Despite the fact that 35 states have made it illegal, texting while driving has increased by 50 percent over last year, according to a new study [PDF] by The National Highway Traffic Safety Administration (NHTSA).
The numbers themselves seem pretty low; almost inconsequential: the increase was to 0.9 percent in 2010 from 0.6 percent the year before. But take into consideration the 3,092 deaths in 2010 that came as an untimely result of distracted driving and those numbers carry much more significance.
This study was conducted by staking out stoplights or busy intersections and physically counting the number of drivers who were manipulating handheld devices. The NHTSA also held a separate telephone survey of 6,000 drivers and found that 18 percent of adults admitted to texting while driving, and about 50 percent of drivers aged 21 to 24 said it was part of their repertoire.
It doesn't seem that the laws banning texting while driving are making much of a difference, as reports from the Highway Loss Data Institute and the Governors Highway Safety Association have stated previously. Awareness campaigns -- such as the U.S. government's official Web site for distracted driving, Distraction.gov -- also don't seem to resonate in drivers' flitting eyes (which obviously shouldn't be on Distraction.gov while driving in the first place).
NHTSA Administrator David Strickland said in a statement that the only matter that's clear in the organization's work is that "driver distraction continues to be a major problem" and focus on the issue needs to be amplified "through education, laws, enforcement, and vehicle design to help keep drivers' attention on the road."

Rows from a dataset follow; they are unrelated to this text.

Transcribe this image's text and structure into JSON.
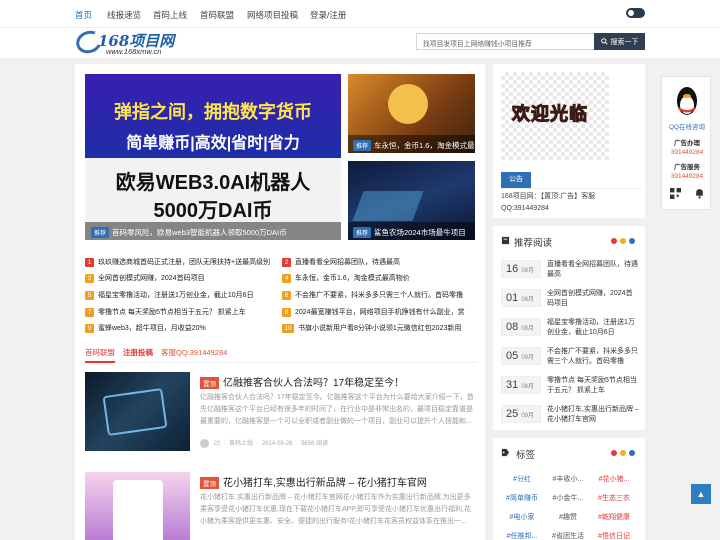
{
  "nav": {
    "items": [
      "首页",
      "线报速览",
      "首码上线",
      "首码联盟",
      "网络项目投稿",
      "登录/注册"
    ]
  },
  "logo": {
    "brand": "168项目网",
    "url": "www.168xmw.cn"
  },
  "search": {
    "placeholder": "找项目发项目上网络赚钱小项目推荐",
    "button_label": "搜索一下"
  },
  "slider": {
    "main": {
      "lines": [
        "弹指之间，拥抱数字货币",
        "简单赚币|高效|省时|省力",
        "欧易WEB3.0AI机器人",
        "5000万DAI币"
      ],
      "tag": "推荐",
      "caption": "首码零风险，欧易web3智能机器人领取5000万DAI币"
    },
    "side": [
      {
        "tag": "推荐",
        "caption": "车永恒，金币1.6，淘金模式最高物价"
      },
      {
        "tag": "推荐",
        "caption": "鲨鱼农场2024市场最牛项目"
      }
    ]
  },
  "news": [
    {
      "n": "1",
      "text": "玖玖赚选商城首码正式注册，团队无限扶持+送最高级别"
    },
    {
      "n": "2",
      "text": "直播看看全网招募团队，待遇最高"
    },
    {
      "n": "3",
      "text": "全网首创模式网赚，2024首码项目"
    },
    {
      "n": "4",
      "text": "车永恒，金币1.6，淘金模式最高物价"
    },
    {
      "n": "5",
      "text": "福星宝零撸活动，注册送1万创业金，截止10月6日"
    },
    {
      "n": "6",
      "text": "不会推广不要紧，抖米多多只需三个人就行。首码零撸"
    },
    {
      "n": "7",
      "text": "零撸节点 每天奖励5节点相当于五元？ 抓紧上车"
    },
    {
      "n": "8",
      "text": "2024最宽赚钱平台，网络项目手机挣钱有什么副业，赏"
    },
    {
      "n": "9",
      "text": "蜜蜂web3，超牛项目，月收益20%"
    },
    {
      "n": "10",
      "text": "书旗小说新用户看8分钟小说领1元微信红包2023新用"
    }
  ],
  "tabs": {
    "items": [
      "首码联盟",
      "注册投稿",
      "客服QQ:391449284"
    ]
  },
  "articles": [
    {
      "tag": "置顶",
      "title": "亿融推客合伙人合法吗？17年稳定至今！",
      "excerpt": "亿融推客合伙人合法吗？17年稳定至今。亿融推客这个平台为什么要给大家介绍一下，首先亿融推客这个平台已经有很多年的时间了，在行业中是非常出名的，最项目稳定靠谱是最重要的，亿融推客是一个可以全职或者副业做的一个项目，副业可以提升个人技能和...",
      "meta": [
        "22",
        "首码上线",
        "2024-09-26",
        "5658 阅读"
      ]
    },
    {
      "tag": "置顶",
      "title": "花小猪打车,实惠出行新品牌 – 花小猪打车官网",
      "excerpt": "花小猪打车,实惠出行新品牌 – 花小猪打车官网花小猪打车作为实惠出行新品牌,为出更多乘客享受花小猪打车优惠,现在下载花小猪打车APP,即可享受花小猪打车优惠出行福利,花小猪为乘客提供更实惠、安全、便捷的出行服务!花小猪打车花客员权益体系在推出一...",
      "meta": [
        "22",
        "首码上线",
        "2024-09-26",
        "阅读"
      ]
    }
  ],
  "sidebar": {
    "welcome": "欢迎光临",
    "notice_tab": "公告",
    "notice_text": "168项目网：【置顶:广告】客服QQ:391449284",
    "recommend_title": "推荐阅读",
    "recommend": [
      {
        "day": "16",
        "month": "08月",
        "title": "直播看看全网招募团队，待遇最高"
      },
      {
        "day": "01",
        "month": "08月",
        "title": "全网首创模式网赚，2024首码项目"
      },
      {
        "day": "08",
        "month": "08月",
        "title": "福星宝零撸活动，注册送1万创业金，截止10月6日"
      },
      {
        "day": "05",
        "month": "09月",
        "title": "不会推广不要紧，抖米多多只需三个人就行。首码零撸"
      },
      {
        "day": "31",
        "month": "08月",
        "title": "零撸节点 每天奖励5节点相当于五元？ 抓紧上车"
      },
      {
        "day": "25",
        "month": "09月",
        "title": "花小猪打车,实惠出行新品牌 – 花小猪打车官网"
      }
    ],
    "tags_title": "标签",
    "tags": [
      "#分红",
      "#丰收小...",
      "#花小猪...",
      "#简单赚币",
      "#小金牛...",
      "#生态三农",
      "#电小家",
      "#趣赞",
      "#乾翔健康",
      "#任推邦...",
      "#省团生活",
      "#悟信日记"
    ]
  },
  "float": {
    "qq_label": "QQ在线咨询",
    "ad1": "广告办理",
    "phone1": "391449284",
    "ad2": "广告服务",
    "phone2": "391449284"
  },
  "colors": {
    "accent": "#2f6fb5",
    "brand_blue": "#1a73c9",
    "red": "#e33a3a",
    "orange": "#f0a020"
  }
}
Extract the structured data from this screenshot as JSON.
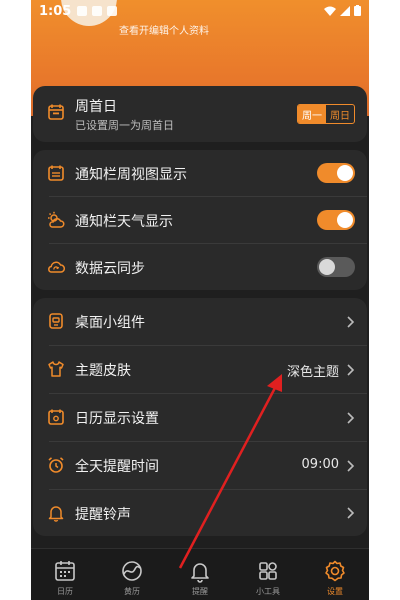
{
  "status": {
    "time": "1:05"
  },
  "profile": {
    "hint": "查看开编辑个人资料"
  },
  "week_start": {
    "title": "周首日",
    "subtitle": "已设置周一为周首日",
    "options": [
      "周一",
      "周日"
    ],
    "selected": "周一"
  },
  "toggles": [
    {
      "label": "通知栏周视图显示",
      "state": "on",
      "icon": "calendar-week-icon"
    },
    {
      "label": "通知栏天气显示",
      "state": "on",
      "icon": "weather-icon"
    },
    {
      "label": "数据云同步",
      "state": "off",
      "icon": "cloud-sync-icon"
    }
  ],
  "menu": [
    {
      "label": "桌面小组件",
      "value": "",
      "icon": "widget-icon"
    },
    {
      "label": "主题皮肤",
      "value": "深色主题",
      "icon": "tshirt-icon"
    },
    {
      "label": "日历显示设置",
      "value": "",
      "icon": "calendar-settings-icon"
    },
    {
      "label": "全天提醒时间",
      "value": "09:00",
      "icon": "alarm-clock-icon"
    },
    {
      "label": "提醒铃声",
      "value": "",
      "icon": "bell-icon"
    }
  ],
  "tabs": [
    {
      "label": "日历",
      "icon": "calendar-icon",
      "active": false
    },
    {
      "label": "黄历",
      "icon": "almanac-icon",
      "active": false
    },
    {
      "label": "提醒",
      "icon": "bell-icon",
      "active": false
    },
    {
      "label": "小工具",
      "icon": "grid-icon",
      "active": false
    },
    {
      "label": "设置",
      "icon": "settings-icon",
      "active": true
    }
  ],
  "colors": {
    "accent": "#f08b2b",
    "background": "#1f1f1f",
    "card": "#2a2a2a",
    "annotation_arrow": "#e02020"
  }
}
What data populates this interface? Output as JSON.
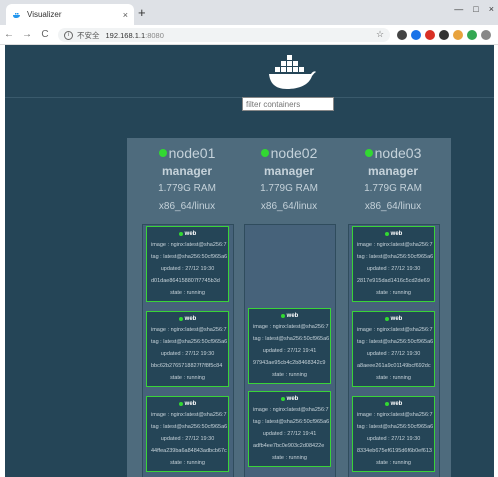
{
  "browser": {
    "tab_title": "Visualizer",
    "tab_close": "×",
    "new_tab": "+",
    "window_controls": [
      "—",
      "□",
      "×"
    ],
    "nav": {
      "back": "←",
      "forward": "→",
      "reload": "C"
    },
    "security_label": "不安全",
    "url_host": "192.168.1.1",
    "url_port": ":8080",
    "star": "☆"
  },
  "app": {
    "filter_placeholder": "filter containers",
    "nodes": [
      {
        "name": "node01",
        "role": "manager",
        "ram": "1.779G RAM",
        "arch": "x86_64/linux",
        "tasks": [
          {
            "name": "web",
            "image": "image : nginx:latest@sha256:7",
            "tag": "tag : latest@sha256:50cf965a6",
            "updated": "updated : 27/12 19:30",
            "id": "d01dae864158807f7745b3d",
            "state": "state : running"
          },
          {
            "name": "web",
            "image": "image : nginx:latest@sha256:7",
            "tag": "tag : latest@sha256:50cf965a6",
            "updated": "updated : 27/12 19:30",
            "id": "bbc62b2765718827f7f8f5c84",
            "state": "state : running"
          },
          {
            "name": "web",
            "image": "image : nginx:latest@sha256:7",
            "tag": "tag : latest@sha256:50cf965a6",
            "updated": "updated : 27/12 19:30",
            "id": "44ffea239ba6a84843adbcb67c",
            "state": "state : running"
          }
        ]
      },
      {
        "name": "node02",
        "role": "manager",
        "ram": "1.779G RAM",
        "arch": "x86_64/linux",
        "tasks": [
          {
            "name": "web",
            "image": "image : nginx:latest@sha256:7",
            "tag": "tag : latest@sha256:50cf965a6",
            "updated": "updated : 27/12 19:41",
            "id": "97943ae95cb4c2b8468342c9",
            "state": "state : running"
          },
          {
            "name": "web",
            "image": "image : nginx:latest@sha256:7",
            "tag": "tag : latest@sha256:50cf965a6",
            "updated": "updated : 27/12 19:41",
            "id": "adfb4ee7bc0e903c2d08422e",
            "state": "state : running"
          }
        ]
      },
      {
        "name": "node03",
        "role": "manager",
        "ram": "1.779G RAM",
        "arch": "x86_64/linux",
        "tasks": [
          {
            "name": "web",
            "image": "image : nginx:latest@sha256:7",
            "tag": "tag : latest@sha256:50cf965a6",
            "updated": "updated : 27/12 19:30",
            "id": "2817e915dad1416c5cd2de69",
            "state": "state : running"
          },
          {
            "name": "web",
            "image": "image : nginx:latest@sha256:7",
            "tag": "tag : latest@sha256:50cf965a6",
            "updated": "updated : 27/12 19:30",
            "id": "a8aeee261a9c01149bcf692dc",
            "state": "state : running"
          },
          {
            "name": "web",
            "image": "image : nginx:latest@sha256:7",
            "tag": "tag : latest@sha256:50cf965a6",
            "updated": "updated : 27/12 19:30",
            "id": "8334eb675ef6195d6f6b0ef613",
            "state": "state : running"
          }
        ]
      }
    ]
  },
  "colors": {
    "background": "#254557",
    "cluster": "#4e6b7d",
    "running": "#32d832",
    "task_border": "#39d339"
  }
}
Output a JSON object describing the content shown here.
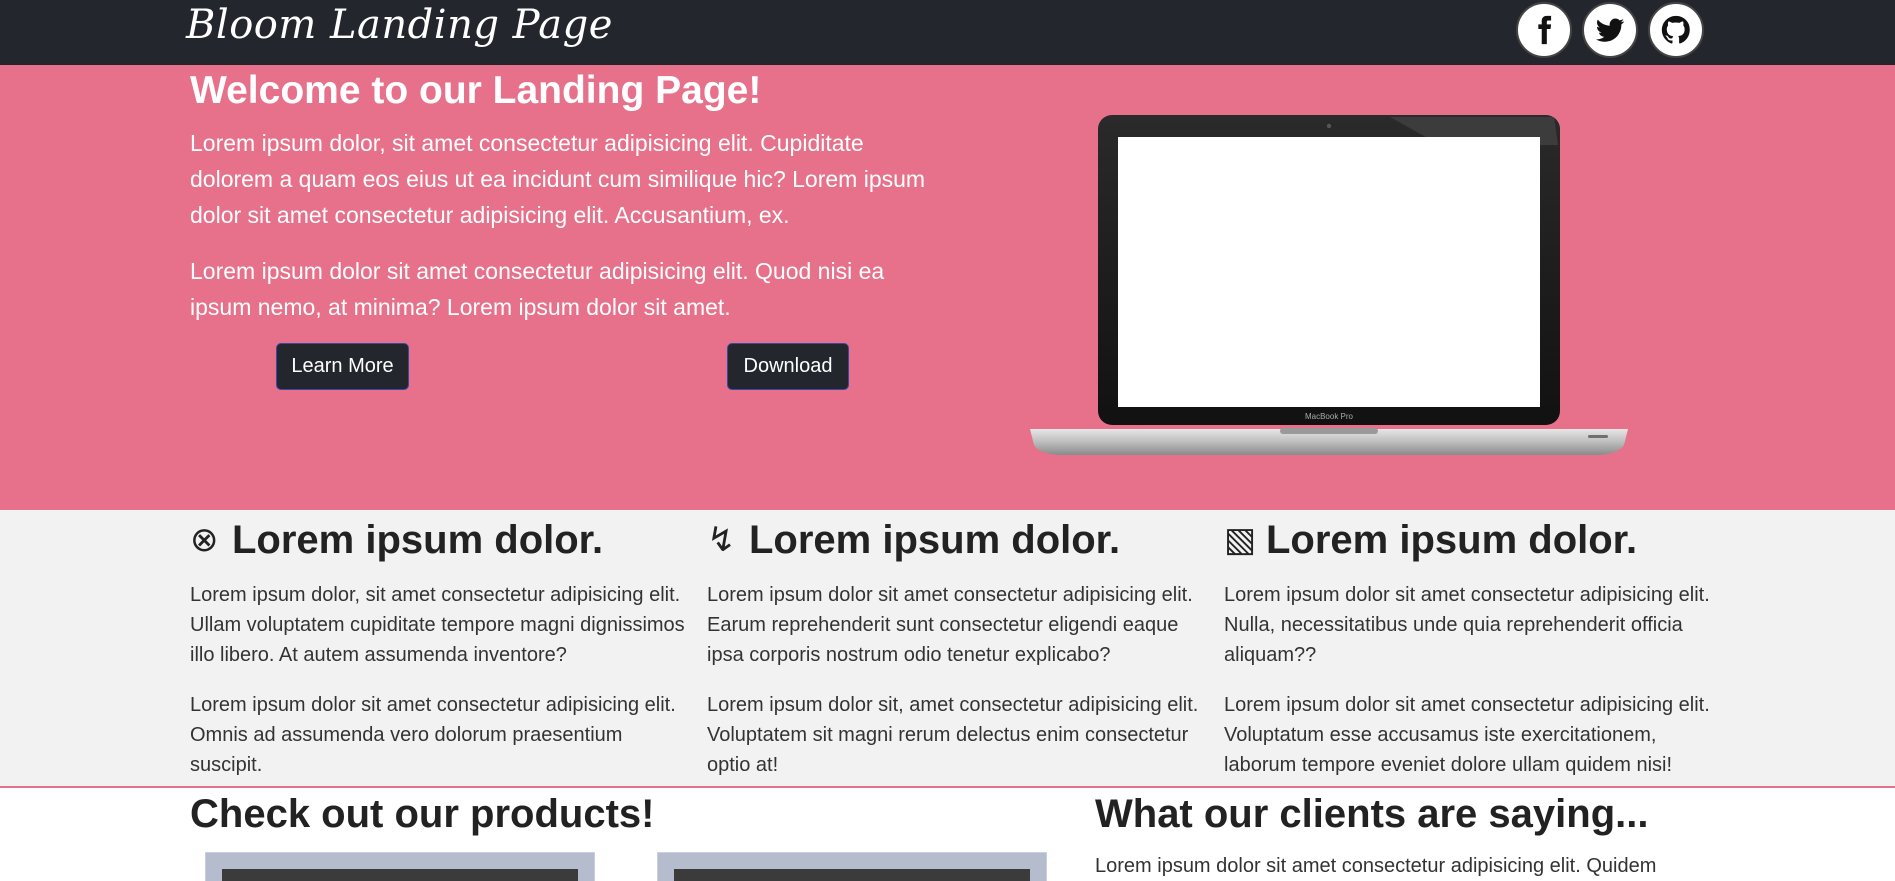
{
  "navbar": {
    "brand": "Bloom Landing Page",
    "social": [
      {
        "name": "facebook-icon"
      },
      {
        "name": "twitter-icon"
      },
      {
        "name": "github-icon"
      }
    ]
  },
  "hero": {
    "title": "Welcome to our Landing Page!",
    "paragraph1": "Lorem ipsum dolor, sit amet consectetur adipisicing elit. Cupiditate dolorem a quam eos eius ut ea incidunt cum similique hic? Lorem ipsum dolor sit amet consectetur adipisicing elit. Accusantium, ex.",
    "paragraph2": "Lorem ipsum dolor sit amet consectetur adipisicing elit. Quod nisi ea ipsum nemo, at minima? Lorem ipsum dolor sit amet.",
    "learn_more_label": "Learn More",
    "download_label": "Download",
    "laptop_caption": "MacBook Pro"
  },
  "features": [
    {
      "icon": "⊗",
      "icon_name": "circle-x-icon",
      "title": "Lorem ipsum dolor.",
      "p1": "Lorem ipsum dolor, sit amet consectetur adipisicing elit. Ullam voluptatem cupiditate tempore magni dignissimos illo libero. At autem assumenda inventore?",
      "p2": "Lorem ipsum dolor sit amet consectetur adipisicing elit. Omnis ad assumenda vero dolorum praesentium suscipit."
    },
    {
      "icon": "↯",
      "icon_name": "lightning-icon",
      "title": "Lorem ipsum dolor.",
      "p1": "Lorem ipsum dolor sit amet consectetur adipisicing elit. Earum reprehenderit sunt consectetur eligendi eaque ipsa corporis nostrum odio tenetur explicabo?",
      "p2": "Lorem ipsum dolor sit, amet consectetur adipisicing elit. Voluptatem sit magni rerum delectus enim consectetur optio at!"
    },
    {
      "icon": "▧",
      "icon_name": "hatched-square-icon",
      "title": "Lorem ipsum dolor.",
      "p1": "Lorem ipsum dolor sit amet consectetur adipisicing elit. Nulla, necessitatibus unde quia reprehenderit officia aliquam??",
      "p2": "Lorem ipsum dolor sit amet consectetur adipisicing elit. Voluptatum esse accusamus iste exercitationem, laborum tempore eveniet dolore ullam quidem nisi!"
    }
  ],
  "products": {
    "title": "Check out our products!"
  },
  "clients": {
    "title": "What our clients are saying...",
    "text": "Lorem ipsum dolor sit amet consectetur adipisicing elit. Quidem"
  },
  "colors": {
    "navbar_bg": "#23272d",
    "hero_bg": "#e7718a",
    "features_bg": "#f2f2f2"
  }
}
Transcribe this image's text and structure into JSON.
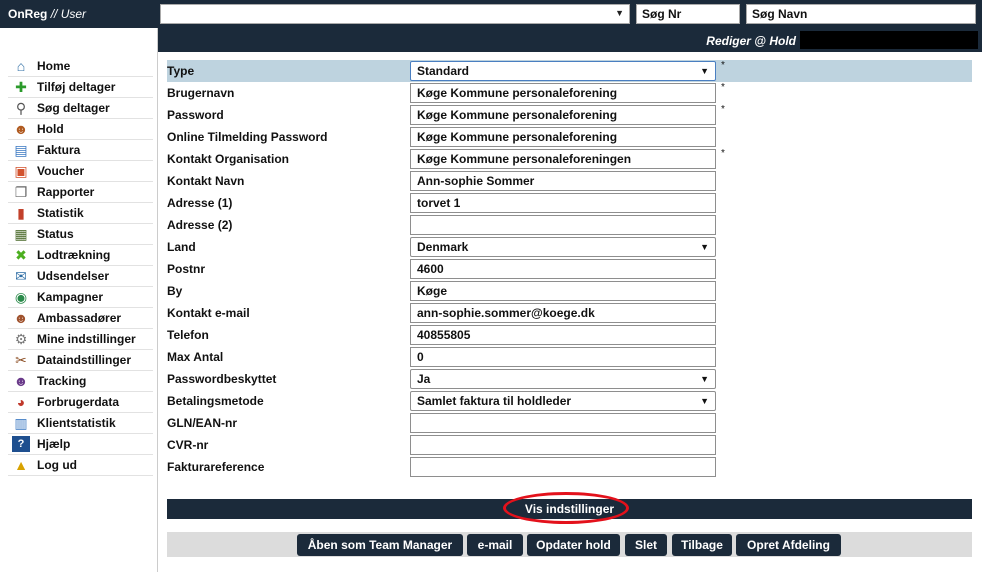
{
  "header": {
    "brand": "OnReg",
    "brand_suffix": "// User",
    "search_nr_placeholder": "Søg Nr",
    "search_name_placeholder": "Søg Navn"
  },
  "subheader": {
    "title": "Rediger @ Hold"
  },
  "sidebar": {
    "items": [
      {
        "label": "Home",
        "icon": "home-icon"
      },
      {
        "label": "Tilføj deltager",
        "icon": "add-user-icon"
      },
      {
        "label": "Søg deltager",
        "icon": "search-user-icon"
      },
      {
        "label": "Hold",
        "icon": "team-icon"
      },
      {
        "label": "Faktura",
        "icon": "invoice-icon"
      },
      {
        "label": "Voucher",
        "icon": "gift-icon"
      },
      {
        "label": "Rapporter",
        "icon": "reports-icon"
      },
      {
        "label": "Statistik",
        "icon": "bar-chart-icon"
      },
      {
        "label": "Status",
        "icon": "status-icon"
      },
      {
        "label": "Lodtrækning",
        "icon": "shuffle-icon"
      },
      {
        "label": "Udsendelser",
        "icon": "broadcast-icon"
      },
      {
        "label": "Kampagner",
        "icon": "globe-icon"
      },
      {
        "label": "Ambassadører",
        "icon": "ambassadors-icon"
      },
      {
        "label": "Mine indstillinger",
        "icon": "gear-icon"
      },
      {
        "label": "Dataindstillinger",
        "icon": "tools-icon"
      },
      {
        "label": "Tracking",
        "icon": "tracking-users-icon"
      },
      {
        "label": "Forbrugerdata",
        "icon": "pie-chart-icon"
      },
      {
        "label": "Klientstatistik",
        "icon": "client-stats-icon"
      },
      {
        "label": "Hjælp",
        "icon": "help-icon"
      },
      {
        "label": "Log ud",
        "icon": "lock-icon"
      }
    ]
  },
  "form": {
    "fields": [
      {
        "label": "Type",
        "value": "Standard",
        "kind": "select",
        "required": true
      },
      {
        "label": "Brugernavn",
        "value": "Køge Kommune personaleforening",
        "kind": "text",
        "required": true
      },
      {
        "label": "Password",
        "value": "Køge Kommune personaleforening",
        "kind": "text",
        "required": true
      },
      {
        "label": "Online Tilmelding Password",
        "value": "Køge Kommune personaleforening",
        "kind": "text",
        "required": false
      },
      {
        "label": "Kontakt Organisation",
        "value": "Køge Kommune personaleforeningen",
        "kind": "text",
        "required": true
      },
      {
        "label": "Kontakt Navn",
        "value": "Ann-sophie Sommer",
        "kind": "text",
        "required": false
      },
      {
        "label": "Adresse (1)",
        "value": "torvet 1",
        "kind": "text",
        "required": false
      },
      {
        "label": "Adresse (2)",
        "value": "",
        "kind": "text",
        "required": false
      },
      {
        "label": "Land",
        "value": "Denmark",
        "kind": "select",
        "required": false
      },
      {
        "label": "Postnr",
        "value": "4600",
        "kind": "text",
        "required": false
      },
      {
        "label": "By",
        "value": "Køge",
        "kind": "text",
        "required": false
      },
      {
        "label": "Kontakt e-mail",
        "value": "ann-sophie.sommer@koege.dk",
        "kind": "text",
        "required": false
      },
      {
        "label": "Telefon",
        "value": "40855805",
        "kind": "text",
        "required": false
      },
      {
        "label": "Max Antal",
        "value": "0",
        "kind": "text",
        "required": false
      },
      {
        "label": "Passwordbeskyttet",
        "value": "Ja",
        "kind": "select",
        "required": false
      },
      {
        "label": "Betalingsmetode",
        "value": "Samlet faktura til holdleder",
        "kind": "select",
        "required": false
      },
      {
        "label": "GLN/EAN-nr",
        "value": "",
        "kind": "text",
        "required": false
      },
      {
        "label": "CVR-nr",
        "value": "",
        "kind": "text",
        "required": false
      },
      {
        "label": "Fakturareference",
        "value": "",
        "kind": "text",
        "required": false
      }
    ],
    "required_marker": "*"
  },
  "vis_indstillinger": "Vis indstillinger",
  "buttons": {
    "team_manager": "Åben som Team Manager",
    "email": "e-mail",
    "update": "Opdater hold",
    "delete": "Slet",
    "back": "Tilbage",
    "create_dept": "Opret Afdeling"
  },
  "colors": {
    "navy": "#1b2a3a",
    "highlight_row": "#bed3df",
    "annotation_ring": "#e3111b"
  }
}
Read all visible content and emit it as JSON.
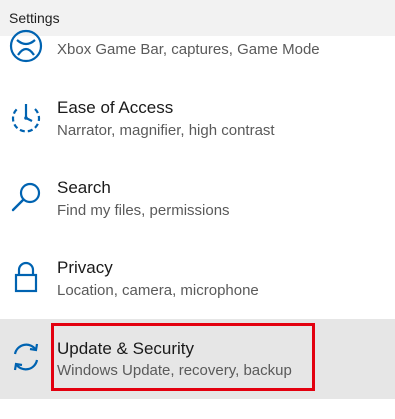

Perhaps voice-controlled mobile assistants, like the iPhone 4S's Siri, will keep drivers' hands on ten and two as the technology rises in popularity and prominence. Besides that, though, what more can be done to eradicate this destructive problem?